**Exercise details:**
Identify all lines below that hold "this" and collect them.

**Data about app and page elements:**
[Start of Attachment]

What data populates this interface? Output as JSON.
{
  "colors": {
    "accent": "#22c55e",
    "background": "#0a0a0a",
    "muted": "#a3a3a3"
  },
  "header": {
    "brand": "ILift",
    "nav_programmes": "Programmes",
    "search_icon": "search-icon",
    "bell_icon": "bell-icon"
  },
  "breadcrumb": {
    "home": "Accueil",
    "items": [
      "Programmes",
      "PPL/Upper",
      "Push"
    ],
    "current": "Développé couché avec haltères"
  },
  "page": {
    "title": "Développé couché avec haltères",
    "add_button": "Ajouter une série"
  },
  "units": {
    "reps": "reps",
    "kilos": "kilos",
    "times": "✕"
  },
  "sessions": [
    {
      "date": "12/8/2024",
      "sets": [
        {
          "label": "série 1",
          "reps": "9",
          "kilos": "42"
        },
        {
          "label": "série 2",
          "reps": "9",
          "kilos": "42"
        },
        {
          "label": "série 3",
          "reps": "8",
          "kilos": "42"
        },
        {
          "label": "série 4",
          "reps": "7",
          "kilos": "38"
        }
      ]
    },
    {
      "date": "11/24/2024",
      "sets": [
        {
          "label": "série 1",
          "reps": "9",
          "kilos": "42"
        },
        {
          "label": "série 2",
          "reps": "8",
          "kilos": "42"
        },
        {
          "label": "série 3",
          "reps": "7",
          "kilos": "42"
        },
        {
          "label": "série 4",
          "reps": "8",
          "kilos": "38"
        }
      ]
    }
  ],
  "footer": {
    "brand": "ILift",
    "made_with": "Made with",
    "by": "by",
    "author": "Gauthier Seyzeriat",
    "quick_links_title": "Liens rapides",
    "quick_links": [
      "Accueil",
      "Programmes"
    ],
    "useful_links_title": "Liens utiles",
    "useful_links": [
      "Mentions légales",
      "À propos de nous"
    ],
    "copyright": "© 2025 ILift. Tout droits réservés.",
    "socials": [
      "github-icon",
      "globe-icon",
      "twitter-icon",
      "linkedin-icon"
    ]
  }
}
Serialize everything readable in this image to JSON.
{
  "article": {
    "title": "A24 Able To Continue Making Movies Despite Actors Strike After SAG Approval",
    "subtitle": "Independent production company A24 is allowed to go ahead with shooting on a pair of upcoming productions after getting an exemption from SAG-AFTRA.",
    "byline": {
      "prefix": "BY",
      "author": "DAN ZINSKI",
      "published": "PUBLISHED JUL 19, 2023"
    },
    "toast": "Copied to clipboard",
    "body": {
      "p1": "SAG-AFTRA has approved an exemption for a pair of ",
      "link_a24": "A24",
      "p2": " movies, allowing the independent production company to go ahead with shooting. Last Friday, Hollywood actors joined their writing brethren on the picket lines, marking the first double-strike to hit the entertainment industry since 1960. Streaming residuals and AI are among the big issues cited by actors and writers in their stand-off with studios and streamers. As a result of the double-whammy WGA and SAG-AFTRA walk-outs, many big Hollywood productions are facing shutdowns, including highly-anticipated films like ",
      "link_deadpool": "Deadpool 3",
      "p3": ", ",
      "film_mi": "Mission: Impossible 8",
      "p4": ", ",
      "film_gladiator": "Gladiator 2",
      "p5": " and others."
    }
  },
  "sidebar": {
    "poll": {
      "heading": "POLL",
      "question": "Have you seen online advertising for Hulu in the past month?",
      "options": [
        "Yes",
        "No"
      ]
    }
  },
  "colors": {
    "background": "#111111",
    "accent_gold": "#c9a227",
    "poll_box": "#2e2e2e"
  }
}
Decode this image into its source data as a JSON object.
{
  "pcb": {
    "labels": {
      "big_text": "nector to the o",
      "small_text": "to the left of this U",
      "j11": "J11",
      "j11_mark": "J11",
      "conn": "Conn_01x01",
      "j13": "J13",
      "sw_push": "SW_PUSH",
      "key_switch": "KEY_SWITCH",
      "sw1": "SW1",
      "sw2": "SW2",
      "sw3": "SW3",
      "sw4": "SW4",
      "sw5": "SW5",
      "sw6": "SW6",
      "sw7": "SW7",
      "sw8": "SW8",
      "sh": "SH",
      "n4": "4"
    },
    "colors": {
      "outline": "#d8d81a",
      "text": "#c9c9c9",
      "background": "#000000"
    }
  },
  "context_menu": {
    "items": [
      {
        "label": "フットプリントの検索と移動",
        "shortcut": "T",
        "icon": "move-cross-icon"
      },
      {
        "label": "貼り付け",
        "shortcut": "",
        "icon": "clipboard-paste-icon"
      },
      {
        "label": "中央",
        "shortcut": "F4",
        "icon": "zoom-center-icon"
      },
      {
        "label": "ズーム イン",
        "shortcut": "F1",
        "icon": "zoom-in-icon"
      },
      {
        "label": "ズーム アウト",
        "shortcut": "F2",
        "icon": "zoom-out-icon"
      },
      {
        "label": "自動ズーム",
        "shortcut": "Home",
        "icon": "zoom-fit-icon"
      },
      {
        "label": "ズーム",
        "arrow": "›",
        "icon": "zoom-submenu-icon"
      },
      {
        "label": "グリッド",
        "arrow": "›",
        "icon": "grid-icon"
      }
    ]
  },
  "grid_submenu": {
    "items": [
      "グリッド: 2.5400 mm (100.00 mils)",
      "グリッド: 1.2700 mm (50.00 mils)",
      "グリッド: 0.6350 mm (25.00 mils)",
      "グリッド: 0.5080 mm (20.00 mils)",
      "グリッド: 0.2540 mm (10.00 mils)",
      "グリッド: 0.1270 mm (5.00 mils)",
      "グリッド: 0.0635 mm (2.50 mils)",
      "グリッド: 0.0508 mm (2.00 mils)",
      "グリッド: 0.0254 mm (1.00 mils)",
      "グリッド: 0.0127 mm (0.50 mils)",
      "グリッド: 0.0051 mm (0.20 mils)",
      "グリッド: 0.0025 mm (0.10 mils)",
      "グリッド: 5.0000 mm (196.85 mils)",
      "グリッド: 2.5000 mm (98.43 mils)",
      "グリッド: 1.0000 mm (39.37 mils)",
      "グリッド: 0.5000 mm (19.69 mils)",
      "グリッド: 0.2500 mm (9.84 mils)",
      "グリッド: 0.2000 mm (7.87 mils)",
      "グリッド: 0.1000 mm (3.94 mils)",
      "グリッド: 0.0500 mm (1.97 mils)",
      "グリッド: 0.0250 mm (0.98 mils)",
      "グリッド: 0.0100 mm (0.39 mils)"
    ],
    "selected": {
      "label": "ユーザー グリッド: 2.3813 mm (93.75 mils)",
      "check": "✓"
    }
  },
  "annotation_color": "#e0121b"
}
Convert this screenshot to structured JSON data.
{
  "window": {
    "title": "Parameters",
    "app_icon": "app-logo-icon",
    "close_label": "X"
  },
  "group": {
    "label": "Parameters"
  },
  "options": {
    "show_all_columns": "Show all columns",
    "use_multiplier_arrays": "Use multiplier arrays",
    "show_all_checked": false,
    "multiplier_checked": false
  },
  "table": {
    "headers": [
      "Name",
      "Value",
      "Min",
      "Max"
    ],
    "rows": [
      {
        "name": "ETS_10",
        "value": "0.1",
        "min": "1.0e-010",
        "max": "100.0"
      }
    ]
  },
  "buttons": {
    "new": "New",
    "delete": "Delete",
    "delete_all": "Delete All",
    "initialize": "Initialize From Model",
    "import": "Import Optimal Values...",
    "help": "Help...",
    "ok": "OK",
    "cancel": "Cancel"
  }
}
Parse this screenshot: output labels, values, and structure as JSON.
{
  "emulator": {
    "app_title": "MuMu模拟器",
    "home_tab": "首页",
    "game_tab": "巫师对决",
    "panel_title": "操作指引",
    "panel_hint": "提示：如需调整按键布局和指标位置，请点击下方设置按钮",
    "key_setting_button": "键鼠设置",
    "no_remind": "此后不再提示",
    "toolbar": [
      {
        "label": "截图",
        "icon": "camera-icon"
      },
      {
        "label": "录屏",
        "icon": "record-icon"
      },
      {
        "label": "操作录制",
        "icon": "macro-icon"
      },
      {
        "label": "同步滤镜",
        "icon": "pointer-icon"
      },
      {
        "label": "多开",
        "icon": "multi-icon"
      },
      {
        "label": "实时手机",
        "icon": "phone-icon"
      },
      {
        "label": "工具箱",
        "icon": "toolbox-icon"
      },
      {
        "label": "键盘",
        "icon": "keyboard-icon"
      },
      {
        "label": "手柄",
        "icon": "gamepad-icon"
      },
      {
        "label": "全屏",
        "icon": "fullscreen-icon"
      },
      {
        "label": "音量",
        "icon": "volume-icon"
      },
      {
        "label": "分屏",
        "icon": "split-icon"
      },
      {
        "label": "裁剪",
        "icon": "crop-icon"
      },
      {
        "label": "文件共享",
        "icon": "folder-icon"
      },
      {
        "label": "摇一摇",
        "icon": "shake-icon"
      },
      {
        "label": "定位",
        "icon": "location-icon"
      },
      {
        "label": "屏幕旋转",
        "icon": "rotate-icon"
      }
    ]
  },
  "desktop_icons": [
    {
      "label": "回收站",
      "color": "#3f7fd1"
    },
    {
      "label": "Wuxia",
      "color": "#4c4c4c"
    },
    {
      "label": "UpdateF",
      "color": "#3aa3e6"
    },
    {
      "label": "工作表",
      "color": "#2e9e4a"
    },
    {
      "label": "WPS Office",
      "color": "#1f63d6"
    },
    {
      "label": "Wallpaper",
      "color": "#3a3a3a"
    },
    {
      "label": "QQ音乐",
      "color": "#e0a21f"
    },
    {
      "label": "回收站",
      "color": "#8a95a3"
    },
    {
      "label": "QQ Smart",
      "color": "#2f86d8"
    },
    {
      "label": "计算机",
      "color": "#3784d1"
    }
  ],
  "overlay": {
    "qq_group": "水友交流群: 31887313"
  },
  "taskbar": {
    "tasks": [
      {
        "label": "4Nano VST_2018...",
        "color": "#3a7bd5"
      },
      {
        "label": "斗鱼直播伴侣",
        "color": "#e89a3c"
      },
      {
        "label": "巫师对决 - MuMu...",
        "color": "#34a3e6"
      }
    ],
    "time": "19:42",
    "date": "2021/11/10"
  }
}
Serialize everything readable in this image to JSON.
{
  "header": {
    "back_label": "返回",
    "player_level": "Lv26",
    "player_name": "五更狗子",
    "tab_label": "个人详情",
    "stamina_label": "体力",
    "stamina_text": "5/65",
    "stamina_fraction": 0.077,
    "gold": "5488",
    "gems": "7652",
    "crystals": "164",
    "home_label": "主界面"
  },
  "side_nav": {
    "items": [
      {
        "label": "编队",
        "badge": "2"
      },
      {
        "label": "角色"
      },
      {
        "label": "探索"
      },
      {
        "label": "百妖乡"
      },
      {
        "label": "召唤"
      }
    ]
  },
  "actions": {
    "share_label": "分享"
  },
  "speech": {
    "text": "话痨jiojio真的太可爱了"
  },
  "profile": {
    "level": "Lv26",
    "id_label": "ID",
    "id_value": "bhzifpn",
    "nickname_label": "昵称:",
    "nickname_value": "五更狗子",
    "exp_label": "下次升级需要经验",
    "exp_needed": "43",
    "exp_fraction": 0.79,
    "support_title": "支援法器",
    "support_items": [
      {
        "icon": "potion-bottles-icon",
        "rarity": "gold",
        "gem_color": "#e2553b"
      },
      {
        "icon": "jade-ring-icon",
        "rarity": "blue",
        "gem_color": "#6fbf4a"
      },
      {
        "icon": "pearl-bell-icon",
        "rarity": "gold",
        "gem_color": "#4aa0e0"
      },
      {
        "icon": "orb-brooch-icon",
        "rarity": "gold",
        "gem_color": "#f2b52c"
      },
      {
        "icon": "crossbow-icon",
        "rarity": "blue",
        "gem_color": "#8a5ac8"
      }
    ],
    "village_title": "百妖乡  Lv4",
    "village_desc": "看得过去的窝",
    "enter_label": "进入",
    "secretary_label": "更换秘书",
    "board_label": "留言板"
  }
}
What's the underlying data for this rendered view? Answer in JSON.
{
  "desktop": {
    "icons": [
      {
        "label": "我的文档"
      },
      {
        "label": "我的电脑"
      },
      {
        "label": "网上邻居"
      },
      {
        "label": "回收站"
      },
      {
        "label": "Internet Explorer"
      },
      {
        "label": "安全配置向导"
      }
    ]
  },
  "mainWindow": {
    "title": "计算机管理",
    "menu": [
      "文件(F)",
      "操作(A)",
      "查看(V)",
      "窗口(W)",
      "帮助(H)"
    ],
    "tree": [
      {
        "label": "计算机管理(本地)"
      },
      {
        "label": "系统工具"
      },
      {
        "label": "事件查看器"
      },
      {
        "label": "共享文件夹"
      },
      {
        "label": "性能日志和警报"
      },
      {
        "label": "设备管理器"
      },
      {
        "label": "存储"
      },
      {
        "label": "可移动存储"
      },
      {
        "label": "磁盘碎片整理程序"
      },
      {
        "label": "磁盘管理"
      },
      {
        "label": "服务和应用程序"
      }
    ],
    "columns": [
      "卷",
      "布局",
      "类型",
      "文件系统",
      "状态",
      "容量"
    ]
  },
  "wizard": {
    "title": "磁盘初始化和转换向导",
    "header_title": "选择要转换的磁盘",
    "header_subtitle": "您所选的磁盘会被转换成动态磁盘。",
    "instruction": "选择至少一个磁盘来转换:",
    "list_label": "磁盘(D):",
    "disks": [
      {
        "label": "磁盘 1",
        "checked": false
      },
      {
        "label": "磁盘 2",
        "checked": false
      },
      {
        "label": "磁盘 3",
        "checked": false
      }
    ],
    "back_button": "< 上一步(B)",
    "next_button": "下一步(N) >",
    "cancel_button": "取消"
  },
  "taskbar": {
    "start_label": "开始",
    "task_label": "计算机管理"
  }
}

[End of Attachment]

**Exercise answer:**
What data populates this interface? Output as JSON.
Serialize everything readable in this image to JSON.
Decode this image into its source data as a JSON object.
      "small_text": "to the left of this U",
Convert this screenshot to structured JSON data.
Parse this screenshot: output labels, values, and structure as JSON.
Serialize everything readable in this image to JSON.
What's the underlying data for this rendered view? Answer in JSON.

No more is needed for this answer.